# Assignment
An exact copy of all the lines below is required, with every image left out.

# Data

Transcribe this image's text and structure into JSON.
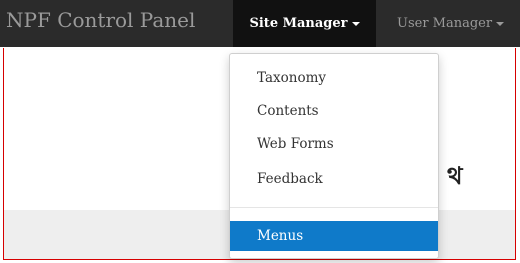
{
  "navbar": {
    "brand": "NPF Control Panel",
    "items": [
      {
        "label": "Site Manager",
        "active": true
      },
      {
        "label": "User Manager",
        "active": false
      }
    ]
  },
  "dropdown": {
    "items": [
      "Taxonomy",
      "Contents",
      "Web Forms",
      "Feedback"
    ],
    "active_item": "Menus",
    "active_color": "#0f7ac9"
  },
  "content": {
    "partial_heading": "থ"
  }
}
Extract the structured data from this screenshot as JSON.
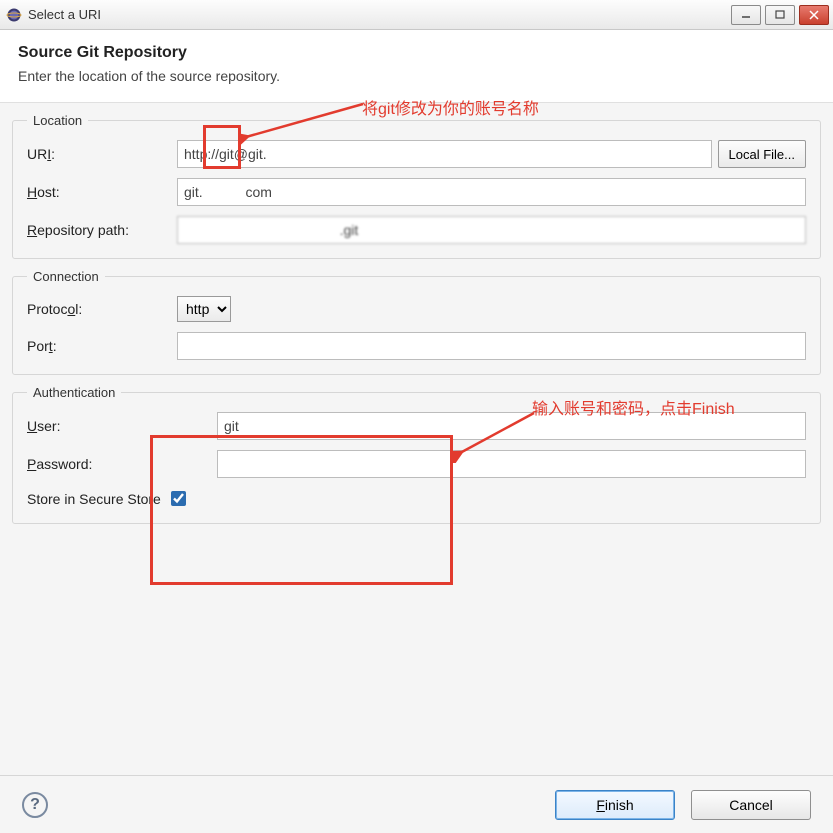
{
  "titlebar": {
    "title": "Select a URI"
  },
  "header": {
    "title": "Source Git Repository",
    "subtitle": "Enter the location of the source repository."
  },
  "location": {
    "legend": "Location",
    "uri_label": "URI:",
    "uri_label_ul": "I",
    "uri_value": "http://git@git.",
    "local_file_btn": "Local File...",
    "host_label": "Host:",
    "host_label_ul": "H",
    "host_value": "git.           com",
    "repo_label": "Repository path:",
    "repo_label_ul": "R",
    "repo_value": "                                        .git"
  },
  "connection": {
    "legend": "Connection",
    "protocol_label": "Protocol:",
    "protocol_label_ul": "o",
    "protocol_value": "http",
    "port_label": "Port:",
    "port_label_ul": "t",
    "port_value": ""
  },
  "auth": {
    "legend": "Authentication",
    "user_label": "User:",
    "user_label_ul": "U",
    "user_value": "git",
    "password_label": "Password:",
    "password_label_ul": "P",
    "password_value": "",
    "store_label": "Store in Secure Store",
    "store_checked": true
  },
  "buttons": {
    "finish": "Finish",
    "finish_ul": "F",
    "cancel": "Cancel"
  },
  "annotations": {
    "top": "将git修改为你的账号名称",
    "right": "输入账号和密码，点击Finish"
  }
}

# Response area
Transcribe this image's text and structure into JSON.
{
  "navbar": {
    "brand": "NPF Control Panel",
    "items": [
      {
        "label": "Site Manager",
        "active": true
      },
      {
        "label": "User Manager",
        "active": false
      }
    ]
  },
  "dropdown": {
    "items": [
      "Taxonomy",
      "Contents",
      "Web Forms",
      "Feedback"
    ],
    "active_item": "Menus",
    "active_color": "#0f7ac9"
  },
  "content": {
    "partial_heading": "থ"
  }
}
Extract the structured data from this screenshot as JSON.
{
  "titlebar": {
    "title": "Select a URI"
  },
  "header": {
    "title": "Source Git Repository",
    "subtitle": "Enter the location of the source repository."
  },
  "location": {
    "legend": "Location",
    "uri_label": "URI:",
    "uri_label_ul": "I",
    "uri_value": "http://git@git.",
    "local_file_btn": "Local File...",
    "host_label": "Host:",
    "host_label_ul": "H",
    "host_value": "git.           com",
    "repo_label": "Repository path:",
    "repo_label_ul": "R",
    "repo_value": "                                        .git"
  },
  "connection": {
    "legend": "Connection",
    "protocol_label": "Protocol:",
    "protocol_label_ul": "o",
    "protocol_value": "http",
    "port_label": "Port:",
    "port_label_ul": "t",
    "port_value": ""
  },
  "auth": {
    "legend": "Authentication",
    "user_label": "User:",
    "user_label_ul": "U",
    "user_value": "git",
    "password_label": "Password:",
    "password_label_ul": "P",
    "password_value": "",
    "store_label": "Store in Secure Store",
    "store_checked": true
  },
  "buttons": {
    "finish": "Finish",
    "finish_ul": "F",
    "cancel": "Cancel"
  },
  "annotations": {
    "top": "将git修改为你的账号名称",
    "right": "输入账号和密码，点击Finish"
  }
}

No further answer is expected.